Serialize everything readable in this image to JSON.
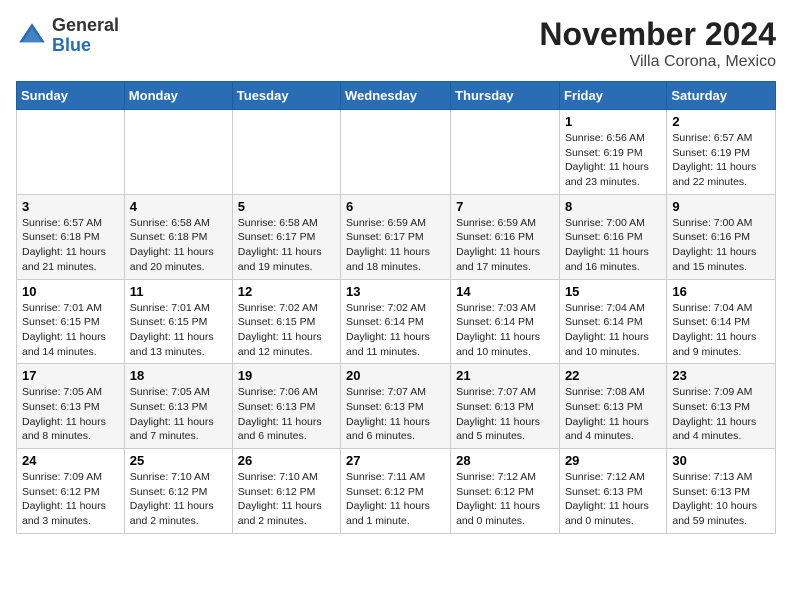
{
  "logo": {
    "general": "General",
    "blue": "Blue"
  },
  "title": "November 2024",
  "location": "Villa Corona, Mexico",
  "days_header": [
    "Sunday",
    "Monday",
    "Tuesday",
    "Wednesday",
    "Thursday",
    "Friday",
    "Saturday"
  ],
  "weeks": [
    [
      {
        "day": "",
        "info": ""
      },
      {
        "day": "",
        "info": ""
      },
      {
        "day": "",
        "info": ""
      },
      {
        "day": "",
        "info": ""
      },
      {
        "day": "",
        "info": ""
      },
      {
        "day": "1",
        "info": "Sunrise: 6:56 AM\nSunset: 6:19 PM\nDaylight: 11 hours and 23 minutes."
      },
      {
        "day": "2",
        "info": "Sunrise: 6:57 AM\nSunset: 6:19 PM\nDaylight: 11 hours and 22 minutes."
      }
    ],
    [
      {
        "day": "3",
        "info": "Sunrise: 6:57 AM\nSunset: 6:18 PM\nDaylight: 11 hours and 21 minutes."
      },
      {
        "day": "4",
        "info": "Sunrise: 6:58 AM\nSunset: 6:18 PM\nDaylight: 11 hours and 20 minutes."
      },
      {
        "day": "5",
        "info": "Sunrise: 6:58 AM\nSunset: 6:17 PM\nDaylight: 11 hours and 19 minutes."
      },
      {
        "day": "6",
        "info": "Sunrise: 6:59 AM\nSunset: 6:17 PM\nDaylight: 11 hours and 18 minutes."
      },
      {
        "day": "7",
        "info": "Sunrise: 6:59 AM\nSunset: 6:16 PM\nDaylight: 11 hours and 17 minutes."
      },
      {
        "day": "8",
        "info": "Sunrise: 7:00 AM\nSunset: 6:16 PM\nDaylight: 11 hours and 16 minutes."
      },
      {
        "day": "9",
        "info": "Sunrise: 7:00 AM\nSunset: 6:16 PM\nDaylight: 11 hours and 15 minutes."
      }
    ],
    [
      {
        "day": "10",
        "info": "Sunrise: 7:01 AM\nSunset: 6:15 PM\nDaylight: 11 hours and 14 minutes."
      },
      {
        "day": "11",
        "info": "Sunrise: 7:01 AM\nSunset: 6:15 PM\nDaylight: 11 hours and 13 minutes."
      },
      {
        "day": "12",
        "info": "Sunrise: 7:02 AM\nSunset: 6:15 PM\nDaylight: 11 hours and 12 minutes."
      },
      {
        "day": "13",
        "info": "Sunrise: 7:02 AM\nSunset: 6:14 PM\nDaylight: 11 hours and 11 minutes."
      },
      {
        "day": "14",
        "info": "Sunrise: 7:03 AM\nSunset: 6:14 PM\nDaylight: 11 hours and 10 minutes."
      },
      {
        "day": "15",
        "info": "Sunrise: 7:04 AM\nSunset: 6:14 PM\nDaylight: 11 hours and 10 minutes."
      },
      {
        "day": "16",
        "info": "Sunrise: 7:04 AM\nSunset: 6:14 PM\nDaylight: 11 hours and 9 minutes."
      }
    ],
    [
      {
        "day": "17",
        "info": "Sunrise: 7:05 AM\nSunset: 6:13 PM\nDaylight: 11 hours and 8 minutes."
      },
      {
        "day": "18",
        "info": "Sunrise: 7:05 AM\nSunset: 6:13 PM\nDaylight: 11 hours and 7 minutes."
      },
      {
        "day": "19",
        "info": "Sunrise: 7:06 AM\nSunset: 6:13 PM\nDaylight: 11 hours and 6 minutes."
      },
      {
        "day": "20",
        "info": "Sunrise: 7:07 AM\nSunset: 6:13 PM\nDaylight: 11 hours and 6 minutes."
      },
      {
        "day": "21",
        "info": "Sunrise: 7:07 AM\nSunset: 6:13 PM\nDaylight: 11 hours and 5 minutes."
      },
      {
        "day": "22",
        "info": "Sunrise: 7:08 AM\nSunset: 6:13 PM\nDaylight: 11 hours and 4 minutes."
      },
      {
        "day": "23",
        "info": "Sunrise: 7:09 AM\nSunset: 6:13 PM\nDaylight: 11 hours and 4 minutes."
      }
    ],
    [
      {
        "day": "24",
        "info": "Sunrise: 7:09 AM\nSunset: 6:12 PM\nDaylight: 11 hours and 3 minutes."
      },
      {
        "day": "25",
        "info": "Sunrise: 7:10 AM\nSunset: 6:12 PM\nDaylight: 11 hours and 2 minutes."
      },
      {
        "day": "26",
        "info": "Sunrise: 7:10 AM\nSunset: 6:12 PM\nDaylight: 11 hours and 2 minutes."
      },
      {
        "day": "27",
        "info": "Sunrise: 7:11 AM\nSunset: 6:12 PM\nDaylight: 11 hours and 1 minute."
      },
      {
        "day": "28",
        "info": "Sunrise: 7:12 AM\nSunset: 6:12 PM\nDaylight: 11 hours and 0 minutes."
      },
      {
        "day": "29",
        "info": "Sunrise: 7:12 AM\nSunset: 6:13 PM\nDaylight: 11 hours and 0 minutes."
      },
      {
        "day": "30",
        "info": "Sunrise: 7:13 AM\nSunset: 6:13 PM\nDaylight: 10 hours and 59 minutes."
      }
    ]
  ]
}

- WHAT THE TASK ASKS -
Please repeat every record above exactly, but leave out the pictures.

- ANSWER FOR THIS EXERCISE -
Serialize everything readable in this image to JSON.
{
  "logo": {
    "general": "General",
    "blue": "Blue"
  },
  "title": "November 2024",
  "location": "Villa Corona, Mexico",
  "days_header": [
    "Sunday",
    "Monday",
    "Tuesday",
    "Wednesday",
    "Thursday",
    "Friday",
    "Saturday"
  ],
  "weeks": [
    [
      {
        "day": "",
        "info": ""
      },
      {
        "day": "",
        "info": ""
      },
      {
        "day": "",
        "info": ""
      },
      {
        "day": "",
        "info": ""
      },
      {
        "day": "",
        "info": ""
      },
      {
        "day": "1",
        "info": "Sunrise: 6:56 AM\nSunset: 6:19 PM\nDaylight: 11 hours and 23 minutes."
      },
      {
        "day": "2",
        "info": "Sunrise: 6:57 AM\nSunset: 6:19 PM\nDaylight: 11 hours and 22 minutes."
      }
    ],
    [
      {
        "day": "3",
        "info": "Sunrise: 6:57 AM\nSunset: 6:18 PM\nDaylight: 11 hours and 21 minutes."
      },
      {
        "day": "4",
        "info": "Sunrise: 6:58 AM\nSunset: 6:18 PM\nDaylight: 11 hours and 20 minutes."
      },
      {
        "day": "5",
        "info": "Sunrise: 6:58 AM\nSunset: 6:17 PM\nDaylight: 11 hours and 19 minutes."
      },
      {
        "day": "6",
        "info": "Sunrise: 6:59 AM\nSunset: 6:17 PM\nDaylight: 11 hours and 18 minutes."
      },
      {
        "day": "7",
        "info": "Sunrise: 6:59 AM\nSunset: 6:16 PM\nDaylight: 11 hours and 17 minutes."
      },
      {
        "day": "8",
        "info": "Sunrise: 7:00 AM\nSunset: 6:16 PM\nDaylight: 11 hours and 16 minutes."
      },
      {
        "day": "9",
        "info": "Sunrise: 7:00 AM\nSunset: 6:16 PM\nDaylight: 11 hours and 15 minutes."
      }
    ],
    [
      {
        "day": "10",
        "info": "Sunrise: 7:01 AM\nSunset: 6:15 PM\nDaylight: 11 hours and 14 minutes."
      },
      {
        "day": "11",
        "info": "Sunrise: 7:01 AM\nSunset: 6:15 PM\nDaylight: 11 hours and 13 minutes."
      },
      {
        "day": "12",
        "info": "Sunrise: 7:02 AM\nSunset: 6:15 PM\nDaylight: 11 hours and 12 minutes."
      },
      {
        "day": "13",
        "info": "Sunrise: 7:02 AM\nSunset: 6:14 PM\nDaylight: 11 hours and 11 minutes."
      },
      {
        "day": "14",
        "info": "Sunrise: 7:03 AM\nSunset: 6:14 PM\nDaylight: 11 hours and 10 minutes."
      },
      {
        "day": "15",
        "info": "Sunrise: 7:04 AM\nSunset: 6:14 PM\nDaylight: 11 hours and 10 minutes."
      },
      {
        "day": "16",
        "info": "Sunrise: 7:04 AM\nSunset: 6:14 PM\nDaylight: 11 hours and 9 minutes."
      }
    ],
    [
      {
        "day": "17",
        "info": "Sunrise: 7:05 AM\nSunset: 6:13 PM\nDaylight: 11 hours and 8 minutes."
      },
      {
        "day": "18",
        "info": "Sunrise: 7:05 AM\nSunset: 6:13 PM\nDaylight: 11 hours and 7 minutes."
      },
      {
        "day": "19",
        "info": "Sunrise: 7:06 AM\nSunset: 6:13 PM\nDaylight: 11 hours and 6 minutes."
      },
      {
        "day": "20",
        "info": "Sunrise: 7:07 AM\nSunset: 6:13 PM\nDaylight: 11 hours and 6 minutes."
      },
      {
        "day": "21",
        "info": "Sunrise: 7:07 AM\nSunset: 6:13 PM\nDaylight: 11 hours and 5 minutes."
      },
      {
        "day": "22",
        "info": "Sunrise: 7:08 AM\nSunset: 6:13 PM\nDaylight: 11 hours and 4 minutes."
      },
      {
        "day": "23",
        "info": "Sunrise: 7:09 AM\nSunset: 6:13 PM\nDaylight: 11 hours and 4 minutes."
      }
    ],
    [
      {
        "day": "24",
        "info": "Sunrise: 7:09 AM\nSunset: 6:12 PM\nDaylight: 11 hours and 3 minutes."
      },
      {
        "day": "25",
        "info": "Sunrise: 7:10 AM\nSunset: 6:12 PM\nDaylight: 11 hours and 2 minutes."
      },
      {
        "day": "26",
        "info": "Sunrise: 7:10 AM\nSunset: 6:12 PM\nDaylight: 11 hours and 2 minutes."
      },
      {
        "day": "27",
        "info": "Sunrise: 7:11 AM\nSunset: 6:12 PM\nDaylight: 11 hours and 1 minute."
      },
      {
        "day": "28",
        "info": "Sunrise: 7:12 AM\nSunset: 6:12 PM\nDaylight: 11 hours and 0 minutes."
      },
      {
        "day": "29",
        "info": "Sunrise: 7:12 AM\nSunset: 6:13 PM\nDaylight: 11 hours and 0 minutes."
      },
      {
        "day": "30",
        "info": "Sunrise: 7:13 AM\nSunset: 6:13 PM\nDaylight: 10 hours and 59 minutes."
      }
    ]
  ]
}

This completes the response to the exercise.